Would you restate all the entries exactly, leaving nothing out?

------ Information provided

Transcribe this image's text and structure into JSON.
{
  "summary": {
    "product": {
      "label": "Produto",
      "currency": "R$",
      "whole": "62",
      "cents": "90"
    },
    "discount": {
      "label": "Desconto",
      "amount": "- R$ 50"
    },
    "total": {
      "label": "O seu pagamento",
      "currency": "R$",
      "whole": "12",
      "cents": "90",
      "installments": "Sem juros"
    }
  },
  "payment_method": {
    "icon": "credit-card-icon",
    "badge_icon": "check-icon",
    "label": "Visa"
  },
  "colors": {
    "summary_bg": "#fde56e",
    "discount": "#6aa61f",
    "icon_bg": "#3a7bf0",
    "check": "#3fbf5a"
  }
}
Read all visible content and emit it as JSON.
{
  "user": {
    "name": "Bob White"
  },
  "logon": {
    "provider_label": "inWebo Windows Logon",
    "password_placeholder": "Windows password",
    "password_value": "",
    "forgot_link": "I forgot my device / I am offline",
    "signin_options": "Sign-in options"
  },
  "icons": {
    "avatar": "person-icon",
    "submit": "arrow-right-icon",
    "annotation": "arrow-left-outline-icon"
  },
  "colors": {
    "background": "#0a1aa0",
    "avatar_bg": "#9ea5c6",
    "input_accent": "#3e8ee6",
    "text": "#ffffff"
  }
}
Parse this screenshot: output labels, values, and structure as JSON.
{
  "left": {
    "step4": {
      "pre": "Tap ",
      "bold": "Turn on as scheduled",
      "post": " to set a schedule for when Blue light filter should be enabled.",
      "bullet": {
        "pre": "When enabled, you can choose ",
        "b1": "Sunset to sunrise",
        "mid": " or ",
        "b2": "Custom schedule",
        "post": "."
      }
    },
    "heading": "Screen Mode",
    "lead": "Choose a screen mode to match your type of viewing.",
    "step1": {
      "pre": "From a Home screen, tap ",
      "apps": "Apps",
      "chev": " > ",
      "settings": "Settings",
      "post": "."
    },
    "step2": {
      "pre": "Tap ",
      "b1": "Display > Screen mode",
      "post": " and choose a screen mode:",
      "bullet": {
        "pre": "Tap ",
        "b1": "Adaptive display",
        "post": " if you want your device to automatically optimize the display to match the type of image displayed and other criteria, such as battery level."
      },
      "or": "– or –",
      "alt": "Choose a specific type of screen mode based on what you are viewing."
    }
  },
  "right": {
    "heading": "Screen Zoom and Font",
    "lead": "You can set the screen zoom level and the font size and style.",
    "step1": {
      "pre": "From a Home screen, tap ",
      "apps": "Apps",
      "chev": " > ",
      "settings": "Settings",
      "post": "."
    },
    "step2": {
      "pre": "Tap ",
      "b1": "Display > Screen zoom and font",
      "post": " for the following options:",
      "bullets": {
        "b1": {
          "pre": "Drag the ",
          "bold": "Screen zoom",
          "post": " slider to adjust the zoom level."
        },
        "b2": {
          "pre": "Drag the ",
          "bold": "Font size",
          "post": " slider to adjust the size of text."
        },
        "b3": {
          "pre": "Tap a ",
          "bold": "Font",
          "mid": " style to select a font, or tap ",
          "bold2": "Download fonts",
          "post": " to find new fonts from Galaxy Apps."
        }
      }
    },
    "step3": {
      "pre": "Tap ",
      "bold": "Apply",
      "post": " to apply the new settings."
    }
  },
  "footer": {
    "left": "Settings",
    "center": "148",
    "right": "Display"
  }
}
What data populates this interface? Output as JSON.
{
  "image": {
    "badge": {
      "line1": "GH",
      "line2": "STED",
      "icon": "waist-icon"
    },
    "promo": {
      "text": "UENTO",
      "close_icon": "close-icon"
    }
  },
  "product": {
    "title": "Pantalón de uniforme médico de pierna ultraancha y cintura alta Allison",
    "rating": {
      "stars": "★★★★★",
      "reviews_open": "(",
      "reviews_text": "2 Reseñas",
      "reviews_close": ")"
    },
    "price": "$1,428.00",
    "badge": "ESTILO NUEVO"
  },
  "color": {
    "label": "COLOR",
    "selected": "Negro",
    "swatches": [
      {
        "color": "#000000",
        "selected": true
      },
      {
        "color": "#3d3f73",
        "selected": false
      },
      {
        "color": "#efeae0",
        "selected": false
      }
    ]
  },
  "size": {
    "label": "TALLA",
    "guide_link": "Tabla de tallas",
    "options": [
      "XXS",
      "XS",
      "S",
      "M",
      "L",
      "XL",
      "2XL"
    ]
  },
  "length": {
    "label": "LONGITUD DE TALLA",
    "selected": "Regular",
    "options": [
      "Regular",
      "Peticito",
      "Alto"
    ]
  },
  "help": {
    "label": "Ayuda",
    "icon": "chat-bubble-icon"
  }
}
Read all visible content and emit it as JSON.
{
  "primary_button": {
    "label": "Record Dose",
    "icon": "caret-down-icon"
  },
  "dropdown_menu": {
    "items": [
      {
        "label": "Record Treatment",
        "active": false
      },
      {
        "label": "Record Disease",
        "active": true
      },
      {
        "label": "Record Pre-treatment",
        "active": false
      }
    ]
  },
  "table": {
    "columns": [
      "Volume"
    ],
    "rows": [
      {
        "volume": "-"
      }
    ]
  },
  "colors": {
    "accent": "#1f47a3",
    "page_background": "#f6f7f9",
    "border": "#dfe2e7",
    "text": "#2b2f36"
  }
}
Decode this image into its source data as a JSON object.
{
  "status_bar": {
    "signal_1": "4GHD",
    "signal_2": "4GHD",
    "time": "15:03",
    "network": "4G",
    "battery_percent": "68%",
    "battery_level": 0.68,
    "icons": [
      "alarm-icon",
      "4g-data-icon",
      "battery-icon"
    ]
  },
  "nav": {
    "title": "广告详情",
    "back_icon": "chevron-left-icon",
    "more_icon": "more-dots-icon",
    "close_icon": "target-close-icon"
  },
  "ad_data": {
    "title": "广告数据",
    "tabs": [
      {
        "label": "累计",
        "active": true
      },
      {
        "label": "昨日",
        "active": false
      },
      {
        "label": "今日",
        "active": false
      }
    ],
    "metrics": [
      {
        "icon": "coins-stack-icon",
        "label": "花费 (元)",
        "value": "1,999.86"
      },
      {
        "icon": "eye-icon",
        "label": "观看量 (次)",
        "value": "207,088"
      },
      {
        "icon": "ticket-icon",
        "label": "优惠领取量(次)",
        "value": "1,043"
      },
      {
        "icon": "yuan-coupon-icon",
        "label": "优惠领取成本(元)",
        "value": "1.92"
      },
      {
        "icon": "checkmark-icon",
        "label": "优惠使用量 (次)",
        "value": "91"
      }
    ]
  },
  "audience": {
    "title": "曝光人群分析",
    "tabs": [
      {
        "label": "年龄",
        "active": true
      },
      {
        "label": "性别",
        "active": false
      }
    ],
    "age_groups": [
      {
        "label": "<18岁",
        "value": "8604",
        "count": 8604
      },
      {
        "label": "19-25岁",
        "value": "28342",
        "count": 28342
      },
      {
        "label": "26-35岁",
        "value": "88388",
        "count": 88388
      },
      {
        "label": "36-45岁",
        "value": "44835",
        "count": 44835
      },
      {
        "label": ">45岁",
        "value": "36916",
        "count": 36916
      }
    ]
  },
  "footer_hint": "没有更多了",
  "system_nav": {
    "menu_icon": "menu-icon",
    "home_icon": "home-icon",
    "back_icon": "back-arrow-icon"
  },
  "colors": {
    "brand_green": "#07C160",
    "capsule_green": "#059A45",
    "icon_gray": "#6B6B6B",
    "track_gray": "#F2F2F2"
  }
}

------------

- _Task result_
Transcribe this image's text and structure into JSON.
{
  "summary": {
    "product": {
      "label": "Produto",
      "currency": "R$",
      "whole": "62",
      "cents": "90"
    },
    "discount": {
      "label": "Desconto",
      "amount": "- R$ 50"
    },
    "total": {
      "label": "O seu pagamento",
      "currency": "R$",
      "whole": "12",
      "cents": "90",
      "installments": "Sem juros"
    }
  },
  "payment_method": {
    "icon": "credit-card-icon",
    "badge_icon": "check-icon",
    "label": "Visa"
  },
  "colors": {
    "summary_bg": "#fde56e",
    "discount": "#6aa61f",
    "icon_bg": "#3a7bf0",
    "check": "#3fbf5a"
  }
}
Read all visible content and emit it as JSON.
{
  "user": {
    "name": "Bob White"
  },
  "logon": {
    "provider_label": "inWebo Windows Logon",
    "password_placeholder": "Windows password",
    "password_value": "",
    "forgot_link": "I forgot my device / I am offline",
    "signin_options": "Sign-in options"
  },
  "icons": {
    "avatar": "person-icon",
    "submit": "arrow-right-icon",
    "annotation": "arrow-left-outline-icon"
  },
  "colors": {
    "background": "#0a1aa0",
    "avatar_bg": "#9ea5c6",
    "input_accent": "#3e8ee6",
    "text": "#ffffff"
  }
}
Parse this screenshot: output labels, values, and structure as JSON.
{
  "left": {
    "step4": {
      "pre": "Tap ",
      "bold": "Turn on as scheduled",
      "post": " to set a schedule for when Blue light filter should be enabled.",
      "bullet": {
        "pre": "When enabled, you can choose ",
        "b1": "Sunset to sunrise",
        "mid": " or ",
        "b2": "Custom schedule",
        "post": "."
      }
    },
    "heading": "Screen Mode",
    "lead": "Choose a screen mode to match your type of viewing.",
    "step1": {
      "pre": "From a Home screen, tap ",
      "apps": "Apps",
      "chev": " > ",
      "settings": "Settings",
      "post": "."
    },
    "step2": {
      "pre": "Tap ",
      "b1": "Display > Screen mode",
      "post": " and choose a screen mode:",
      "bullet": {
        "pre": "Tap ",
        "b1": "Adaptive display",
        "post": " if you want your device to automatically optimize the display to match the type of image displayed and other criteria, such as battery level."
      },
      "or": "– or –",
      "alt": "Choose a specific type of screen mode based on what you are viewing."
    }
  },
  "right": {
    "heading": "Screen Zoom and Font",
    "lead": "You can set the screen zoom level and the font size and style.",
    "step1": {
      "pre": "From a Home screen, tap ",
      "apps": "Apps",
      "chev": " > ",
      "settings": "Settings",
      "post": "."
    },
    "step2": {
      "pre": "Tap ",
      "b1": "Display > Screen zoom and font",
      "post": " for the following options:",
      "bullets": {
        "b1": {
          "pre": "Drag the ",
          "bold": "Screen zoom",
          "post": " slider to adjust the zoom level."
        },
        "b2": {
          "pre": "Drag the ",
          "bold": "Font size",
          "post": " slider to adjust the size of text."
        },
        "b3": {
          "pre": "Tap a ",
          "bold": "Font",
          "mid": " style to select a font, or tap ",
          "bold2": "Download fonts",
          "post": " to find new fonts from Galaxy Apps."
        }
      }
    },
    "step3": {
      "pre": "Tap ",
      "bold": "Apply",
      "post": " to apply the new settings."
    }
  },
  "footer": {
    "left": "Settings",
    "center": "148",
    "right": "Display"
  }
}
What data populates this interface? Output as JSON.
{
  "image": {
    "badge": {
      "line1": "GH",
      "line2": "STED",
      "icon": "waist-icon"
    },
    "promo": {
      "text": "UENTO",
      "close_icon": "close-icon"
    }
  },
  "product": {
    "title": "Pantalón de uniforme médico de pierna ultraancha y cintura alta Allison",
    "rating": {
      "stars": "★★★★★",
      "reviews_open": "(",
      "reviews_text": "2 Reseñas",
      "reviews_close": ")"
    },
    "price": "$1,428.00",
    "badge": "ESTILO NUEVO"
  },
  "color": {
    "label": "COLOR",
    "selected": "Negro",
    "swatches": [
      {
        "color": "#000000",
        "selected": true
      },
      {
        "color": "#3d3f73",
        "selected": false
      },
      {
        "color": "#efeae0",
        "selected": false
      }
    ]
  },
  "size": {
    "label": "TALLA",
    "guide_link": "Tabla de tallas",
    "options": [
      "XXS",
      "XS",
      "S",
      "M",
      "L",
      "XL",
      "2XL"
    ]
  },
  "length": {
    "label": "LONGITUD DE TALLA",
    "selected": "Regular",
    "options": [
      "Regular",
      "Peticito",
      "Alto"
    ]
  },
  "help": {
    "label": "Ayuda",
    "icon": "chat-bubble-icon"
  }
}
Read all visible content and emit it as JSON.
{
  "primary_button": {
    "label": "Record Dose",
    "icon": "caret-down-icon"
  },
  "dropdown_menu": {
    "items": [
      {
        "label": "Record Treatment",
        "active": false
      },
      {
        "label": "Record Disease",
        "active": true
      },
      {
        "label": "Record Pre-treatment",
        "active": false
      }
    ]
  },
  "table": {
    "columns": [
      "Volume"
    ],
    "rows": [
      {
        "volume": "-"
      }
    ]
  },
  "colors": {
    "accent": "#1f47a3",
    "page_background": "#f6f7f9",
    "border": "#dfe2e7",
    "text": "#2b2f36"
  }
}
Decode this image into its source data as a JSON object.
{
  "status_bar": {
    "signal_1": "4GHD",
    "signal_2": "4GHD",
    "time": "15:03",
    "network": "4G",
    "battery_percent": "68%",
    "battery_level": 0.68,
    "icons": [
      "alarm-icon",
      "4g-data-icon",
      "battery-icon"
    ]
  },
  "nav": {
    "title": "广告详情",
    "back_icon": "chevron-left-icon",
    "more_icon": "more-dots-icon",
    "close_icon": "target-close-icon"
  },
  "ad_data": {
    "title": "广告数据",
    "tabs": [
      {
        "label": "累计",
        "active": true
      },
      {
        "label": "昨日",
        "active": false
      },
      {
        "label": "今日",
        "active": false
      }
    ],
    "metrics": [
      {
        "icon": "coins-stack-icon",
        "label": "花费 (元)",
        "value": "1,999.86"
      },
      {
        "icon": "eye-icon",
        "label": "观看量 (次)",
        "value": "207,088"
      },
      {
        "icon": "ticket-icon",
        "label": "优惠领取量(次)",
        "value": "1,043"
      },
      {
        "icon": "yuan-coupon-icon",
        "label": "优惠领取成本(元)",
        "value": "1.92"
      },
      {
        "icon": "checkmark-icon",
        "label": "优惠使用量 (次)",
        "value": "91"
      }
    ]
  },
  "audience": {
    "title": "曝光人群分析",
    "tabs": [
      {
        "label": "年龄",
        "active": true
      },
      {
        "label": "性别",
        "active": false
      }
    ],
    "age_groups": [
      {
        "label": "<18岁",
        "value": "8604",
        "count": 8604
      },
      {
        "label": "19-25岁",
        "value": "28342",
        "count": 28342
      },
      {
        "label": "26-35岁",
        "value": "88388",
        "count": 88388
      },
      {
        "label": "36-45岁",
        "value": "44835",
        "count": 44835
      },
      {
        "label": ">45岁",
        "value": "36916",
        "count": 36916
      }
    ]
  },
  "footer_hint": "没有更多了",
  "system_nav": {
    "menu_icon": "menu-icon",
    "home_icon": "home-icon",
    "back_icon": "back-arrow-icon"
  },
  "colors": {
    "brand_green": "#07C160",
    "capsule_green": "#059A45",
    "icon_gray": "#6B6B6B",
    "track_gray": "#F2F2F2"
  }
}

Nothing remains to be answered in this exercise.